    Debbie – The question of naming, the way that it intertwines throughout the novel, is fascinating, and, I agree, there is a lot to learn. For the most part, too, you’re not even aware of how much you’re absorbing about the history. Only an two occasions did I have a fleeting sense that I was being acquainted with a set of facts, whereas for the most part the story swells over the details.

    Heavenali – Even if it’s not your usual cuppa, I think you would be immediately engaged in this woman’s story. It begins in England, and the reader knows that she has survived, but it’s surprising how quickly you are pulled into the events of her life. One part of the book that I didn’t mention above, is that she began, as a young girl, helping her mother catch babies, and her skill as a midwife is an important part of her journey throughout.

  6. heavenali July 19, 2012 at 10:31 am - Reply

    I recognised the cover art as being the same The Memory of Love – which I haven’t read – but the image is now well known. It’s odd that the same image was chosen.

    The book sounds fascinating though. Thank you for a great review.

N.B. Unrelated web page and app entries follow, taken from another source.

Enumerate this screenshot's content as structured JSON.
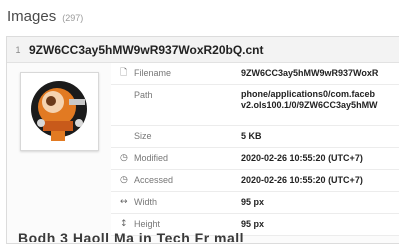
{
  "header": {
    "title": "Images",
    "count": "(297)"
  },
  "item": {
    "index": "1",
    "filename": "9ZW6CC3ay5hMW9wR937WoxR20bQ.cnt"
  },
  "props": {
    "filename": {
      "label": "Filename",
      "value": "9ZW6CC3ay5hMW9wR937WoxR"
    },
    "path": {
      "label": "Path",
      "value_line1": "phone/applications0/com.faceb",
      "value_line2": "v2.ols100.1/0/9ZW6CC3ay5hMW"
    },
    "size": {
      "label": "Size",
      "value": "5 KB"
    },
    "modified": {
      "label": "Modified",
      "value": "2020-02-26 10:55:20 (UTC+7)"
    },
    "accessed": {
      "label": "Accessed",
      "value": "2020-02-26 10:55:20 (UTC+7)"
    },
    "width": {
      "label": "Width",
      "value": "95 px"
    },
    "height": {
      "label": "Height",
      "value": "95 px"
    }
  },
  "overlay_caption": "Bodh 3 Haoll Ma in Tech Fr mall",
  "icons": {
    "filename": "file-icon",
    "modified": "clock-icon",
    "accessed": "clock-icon",
    "width": "horizontal-arrows-icon",
    "height": "vertical-arrow-icon"
  },
  "colors": {
    "accent": "#e06a1b",
    "text": "#222222",
    "muted": "#777777"
  }
}
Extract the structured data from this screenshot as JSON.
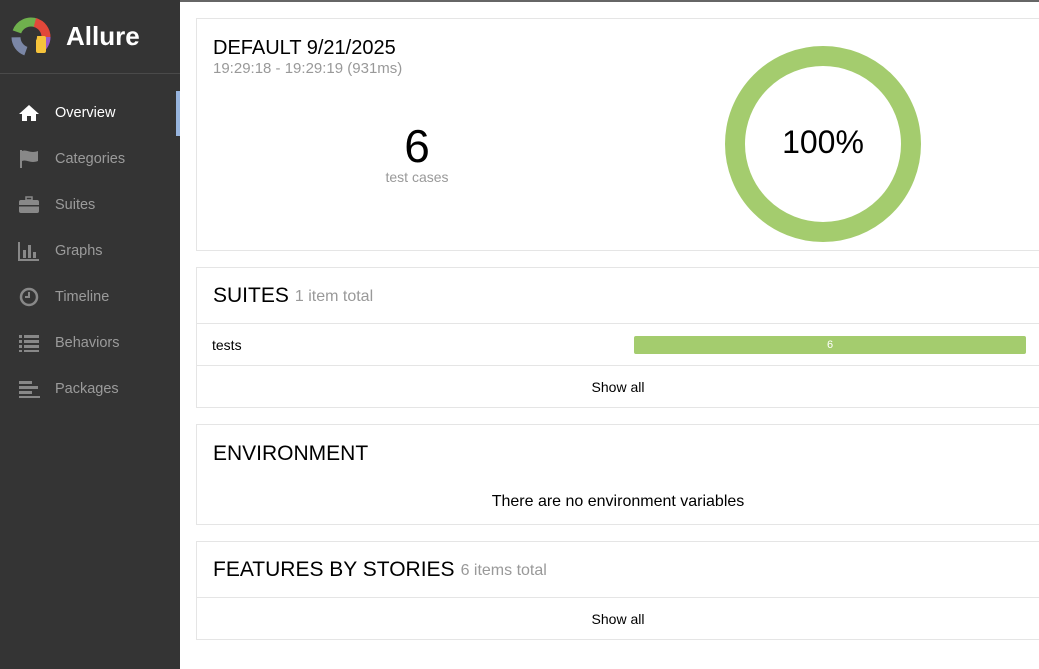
{
  "app": {
    "name": "Allure"
  },
  "nav": [
    {
      "label": "Overview",
      "icon": "home-icon",
      "active": true
    },
    {
      "label": "Categories",
      "icon": "flag-icon",
      "active": false
    },
    {
      "label": "Suites",
      "icon": "briefcase-icon",
      "active": false
    },
    {
      "label": "Graphs",
      "icon": "bar-chart-icon",
      "active": false
    },
    {
      "label": "Timeline",
      "icon": "clock-icon",
      "active": false
    },
    {
      "label": "Behaviors",
      "icon": "list-icon",
      "active": false
    },
    {
      "label": "Packages",
      "icon": "align-left-icon",
      "active": false
    }
  ],
  "summary": {
    "title": "DEFAULT 9/21/2025",
    "time": "19:29:18 - 19:29:19 (931ms)",
    "count": "6",
    "count_label": "test cases",
    "percent": "100%",
    "pass_fraction": 1.0,
    "pass_color": "#a4cc6e"
  },
  "suites": {
    "title": "SUITES",
    "total": "1 item total",
    "rows": [
      {
        "name": "tests",
        "value": "6"
      }
    ],
    "show_all": "Show all"
  },
  "environment": {
    "title": "ENVIRONMENT",
    "message": "There are no environment variables"
  },
  "features": {
    "title": "FEATURES BY STORIES",
    "total": "6 items total",
    "show_all": "Show all"
  }
}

  7. Debbie Rodgers @Exurbanis July 19, 2012 at 8:35 am - Reply

    I read this a couple of years ago and liked it so much, I gave it to my sister. It’s a a haunting book, and also an educational one (how could I have never known why Liberia was named?)

    Iris – I just finished reading your review of The Memory of Love, so I noticed the cover duplication too. Especially since this is being published another name, it makes the whole thing very confusing.

  8. Iris July 19, 2012 at 3:27 am - Reply

    I am a little sad to see the same cover image for the Australian version as on The Memory of Love. I know I shouldn’t complain about things like this, but it always confuses me and leaves me with a feeling that something special and unique has been taken from both books.

    I am glad you liked this and found it worthy of rereading as I have the Dutch translation sitting on my shelves..

  9. Kate July 18, 2012 at 8:34 pm - Reply

    I read this book while traveling back in 2008 and absolutely loved it. I haven’t given away my copy, which means that I do hope to go back and read it some day. I found it to be very vividly written so that I was right there in the middle of the plot. It is a very compelling story that has stayed with me even now, 4 years later.

  10. MoniqueReads July 18, 2012 at 6:19 pm - Reply

    I didn’t realize that this was the same book as Someone Knows My Name, which has been on my TBR list for way to long.

    Now that I found out that it has been burned in other countries I am going to have to bump it up on the list.

Say something bookish, or just say 'hey'